What this task involves - Output the data as it stands. Each line must match exactly.

Data records -
========================================

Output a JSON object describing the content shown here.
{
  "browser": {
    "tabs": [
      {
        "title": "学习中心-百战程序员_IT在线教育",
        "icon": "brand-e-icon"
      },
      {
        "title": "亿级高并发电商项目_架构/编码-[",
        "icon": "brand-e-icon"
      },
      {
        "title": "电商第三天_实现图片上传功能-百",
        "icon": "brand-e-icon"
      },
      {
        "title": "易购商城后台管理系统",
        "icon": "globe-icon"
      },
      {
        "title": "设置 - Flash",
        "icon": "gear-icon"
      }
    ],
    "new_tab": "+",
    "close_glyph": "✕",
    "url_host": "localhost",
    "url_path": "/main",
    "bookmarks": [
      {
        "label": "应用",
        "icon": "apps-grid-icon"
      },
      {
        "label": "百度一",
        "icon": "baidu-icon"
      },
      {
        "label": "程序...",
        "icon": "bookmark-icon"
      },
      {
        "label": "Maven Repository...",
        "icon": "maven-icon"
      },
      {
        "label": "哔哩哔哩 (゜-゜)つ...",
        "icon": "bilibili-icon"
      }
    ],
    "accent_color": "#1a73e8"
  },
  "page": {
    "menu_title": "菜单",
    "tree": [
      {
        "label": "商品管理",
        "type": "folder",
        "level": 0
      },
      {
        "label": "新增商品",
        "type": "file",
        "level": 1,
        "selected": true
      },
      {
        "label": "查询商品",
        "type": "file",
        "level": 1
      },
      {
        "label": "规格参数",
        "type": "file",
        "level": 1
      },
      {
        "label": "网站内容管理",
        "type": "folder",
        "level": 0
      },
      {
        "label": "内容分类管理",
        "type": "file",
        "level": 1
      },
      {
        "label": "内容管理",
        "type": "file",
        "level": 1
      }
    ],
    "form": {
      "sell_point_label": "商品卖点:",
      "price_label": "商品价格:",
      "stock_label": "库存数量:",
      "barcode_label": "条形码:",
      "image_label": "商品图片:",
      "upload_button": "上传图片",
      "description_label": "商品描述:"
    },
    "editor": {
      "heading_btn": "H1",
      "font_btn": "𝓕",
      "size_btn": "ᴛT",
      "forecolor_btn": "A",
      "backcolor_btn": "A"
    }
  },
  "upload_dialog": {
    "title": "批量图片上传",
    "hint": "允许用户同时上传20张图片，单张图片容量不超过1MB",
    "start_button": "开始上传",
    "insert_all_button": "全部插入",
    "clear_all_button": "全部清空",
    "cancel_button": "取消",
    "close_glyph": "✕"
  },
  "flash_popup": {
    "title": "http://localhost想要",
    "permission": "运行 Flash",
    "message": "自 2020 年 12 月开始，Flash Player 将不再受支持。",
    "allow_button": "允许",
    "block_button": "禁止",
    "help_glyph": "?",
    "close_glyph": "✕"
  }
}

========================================

Task answer -
Output a JSON object describing the content shown here.
{
  "browser": {
    "tabs": [
      {
        "title": "学习中心-百战程序员_IT在线教育",
        "icon": "brand-e-icon"
      },
      {
        "title": "亿级高并发电商项目_架构/编码-[",
        "icon": "brand-e-icon"
      },
      {
        "title": "电商第三天_实现图片上传功能-百",
        "icon": "brand-e-icon"
      },
      {
        "title": "易购商城后台管理系统",
        "icon": "globe-icon"
      },
      {
        "title": "设置 - Flash",
        "icon": "gear-icon"
      }
    ],
    "new_tab": "+",
    "close_glyph": "✕",
    "url_host": "localhost",
    "url_path": "/main",
    "bookmarks": [
      {
        "label": "应用",
        "icon": "apps-grid-icon"
      },
      {
        "label": "百度一",
        "icon": "baidu-icon"
      },
      {
        "label": "程序...",
        "icon": "bookmark-icon"
      },
      {
        "label": "Maven Repository...",
        "icon": "maven-icon"
      },
      {
        "label": "哔哩哔哩 (゜-゜)つ...",
        "icon": "bilibili-icon"
      }
    ],
    "accent_color": "#1a73e8"
  },
  "page": {
    "menu_title": "菜单",
    "tree": [
      {
        "label": "商品管理",
        "type": "folder",
        "level": 0
      },
      {
        "label": "新增商品",
        "type": "file",
        "level": 1,
        "selected": true
      },
      {
        "label": "查询商品",
        "type": "file",
        "level": 1
      },
      {
        "label": "规格参数",
        "type": "file",
        "level": 1
      },
      {
        "label": "网站内容管理",
        "type": "folder",
        "level": 0
      },
      {
        "label": "内容分类管理",
        "type": "file",
        "level": 1
      },
      {
        "label": "内容管理",
        "type": "file",
        "level": 1
      }
    ],
    "form": {
      "sell_point_label": "商品卖点:",
      "price_label": "商品价格:",
      "stock_label": "库存数量:",
      "barcode_label": "条形码:",
      "image_label": "商品图片:",
      "upload_button": "上传图片",
      "description_label": "商品描述:"
    },
    "editor": {
      "heading_btn": "H1",
      "font_btn": "𝓕",
      "size_btn": "ᴛT",
      "forecolor_btn": "A",
      "backcolor_btn": "A"
    }
  },
  "upload_dialog": {
    "title": "批量图片上传",
    "hint": "允许用户同时上传20张图片，单张图片容量不超过1MB",
    "start_button": "开始上传",
    "insert_all_button": "全部插入",
    "clear_all_button": "全部清空",
    "cancel_button": "取消",
    "close_glyph": "✕"
  },
  "flash_popup": {
    "title": "http://localhost想要",
    "permission": "运行 Flash",
    "message": "自 2020 年 12 月开始，Flash Player 将不再受支持。",
    "allow_button": "允许",
    "block_button": "禁止",
    "help_glyph": "?",
    "close_glyph": "✕"
  }
}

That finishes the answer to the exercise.